## Task requirements
Pull each line containing "搜索所有人员浏览网站中" out of the data and copy it.

## Entries from a dataset of interfaces

= = =

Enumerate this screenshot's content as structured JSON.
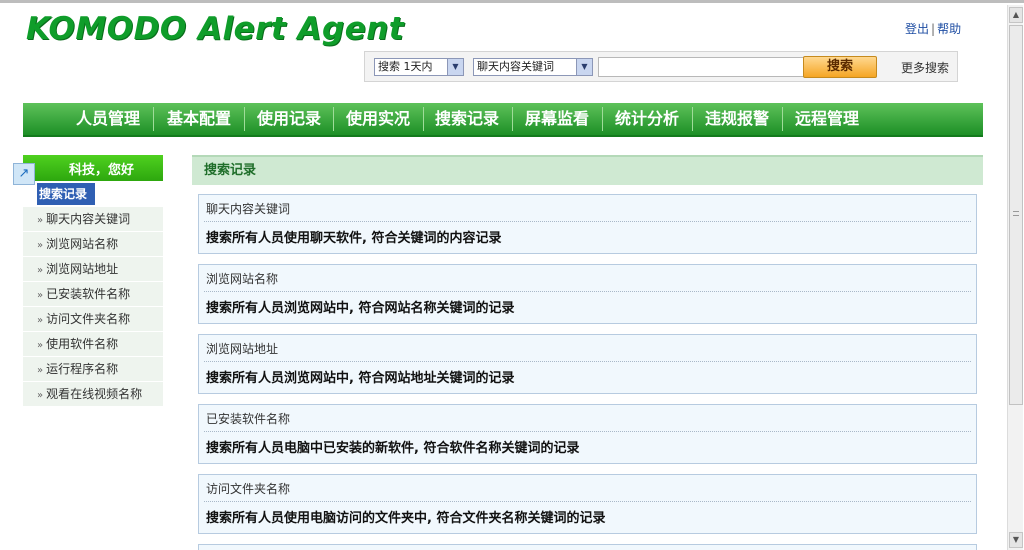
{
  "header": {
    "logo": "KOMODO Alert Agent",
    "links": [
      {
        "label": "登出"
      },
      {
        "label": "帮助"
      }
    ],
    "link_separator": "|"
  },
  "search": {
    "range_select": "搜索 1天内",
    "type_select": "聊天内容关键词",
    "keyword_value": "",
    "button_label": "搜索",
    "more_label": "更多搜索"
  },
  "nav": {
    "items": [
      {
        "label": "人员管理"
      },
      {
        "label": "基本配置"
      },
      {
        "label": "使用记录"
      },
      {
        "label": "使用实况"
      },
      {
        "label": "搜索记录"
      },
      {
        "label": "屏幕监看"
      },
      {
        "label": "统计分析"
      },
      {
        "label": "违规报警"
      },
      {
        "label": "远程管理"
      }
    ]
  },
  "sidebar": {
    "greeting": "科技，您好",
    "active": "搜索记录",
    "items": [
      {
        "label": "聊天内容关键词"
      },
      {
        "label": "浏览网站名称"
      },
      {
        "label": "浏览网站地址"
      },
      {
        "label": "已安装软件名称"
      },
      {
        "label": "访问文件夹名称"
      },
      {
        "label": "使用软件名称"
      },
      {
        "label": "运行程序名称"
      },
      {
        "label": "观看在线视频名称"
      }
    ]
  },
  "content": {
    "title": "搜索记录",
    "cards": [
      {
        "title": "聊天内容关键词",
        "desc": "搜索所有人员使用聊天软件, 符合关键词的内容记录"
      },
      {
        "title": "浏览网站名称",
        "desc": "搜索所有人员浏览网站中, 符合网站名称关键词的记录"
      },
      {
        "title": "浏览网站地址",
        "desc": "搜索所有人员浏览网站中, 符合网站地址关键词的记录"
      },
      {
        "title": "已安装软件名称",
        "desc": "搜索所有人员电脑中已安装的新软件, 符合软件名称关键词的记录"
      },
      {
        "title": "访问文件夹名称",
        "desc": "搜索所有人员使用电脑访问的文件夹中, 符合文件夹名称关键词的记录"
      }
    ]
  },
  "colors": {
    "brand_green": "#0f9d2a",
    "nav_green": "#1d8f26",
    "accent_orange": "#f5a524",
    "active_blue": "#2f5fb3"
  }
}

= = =

## Completed exercise
        "desc": "搜索所有人员浏览网站中, 符合网站名称关键词的记录"
        "desc": "搜索所有人员浏览网站中, 符合网站地址关键词的记录"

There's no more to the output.